Entries from a dataset of interfaces

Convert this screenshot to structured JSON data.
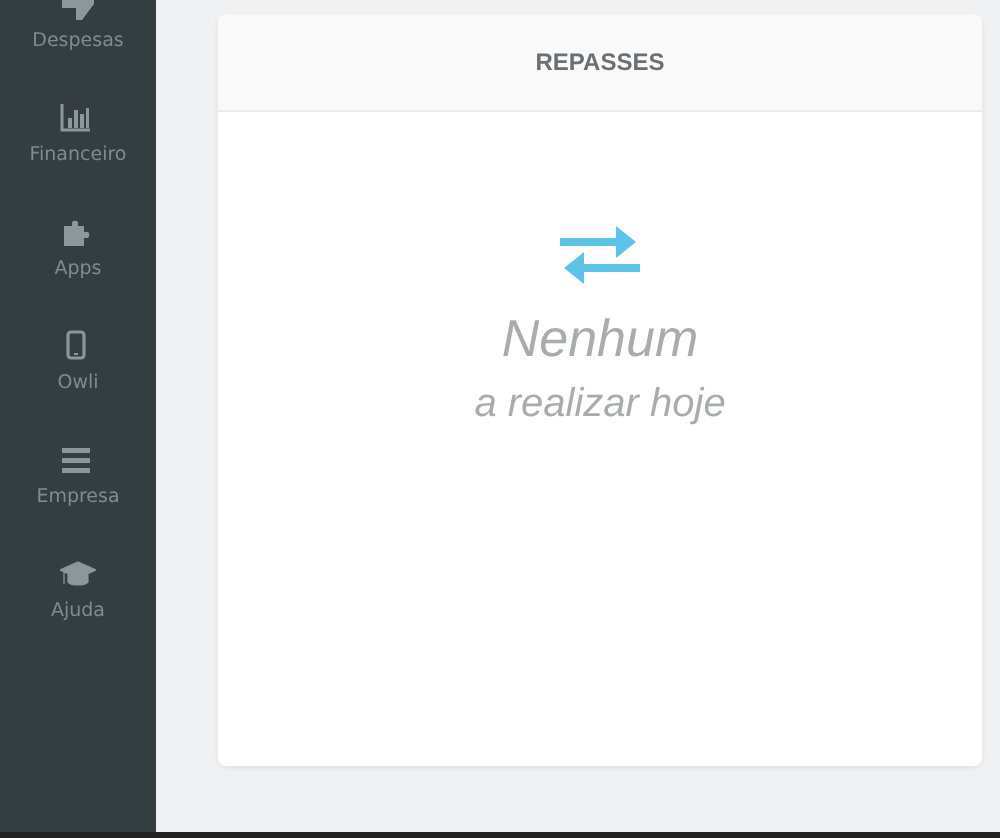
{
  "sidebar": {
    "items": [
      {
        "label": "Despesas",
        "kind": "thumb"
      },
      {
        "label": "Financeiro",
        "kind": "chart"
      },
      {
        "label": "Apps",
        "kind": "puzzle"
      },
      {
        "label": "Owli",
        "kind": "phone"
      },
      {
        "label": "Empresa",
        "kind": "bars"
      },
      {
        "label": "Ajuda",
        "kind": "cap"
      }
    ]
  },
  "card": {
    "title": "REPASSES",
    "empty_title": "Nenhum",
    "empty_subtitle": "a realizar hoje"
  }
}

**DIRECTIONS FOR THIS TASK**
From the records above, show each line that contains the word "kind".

**EXPECTED OUTPUT**
        "kind": "thumb"
        "kind": "chart"
        "kind": "puzzle"
        "kind": "phone"
        "kind": "bars"
        "kind": "cap"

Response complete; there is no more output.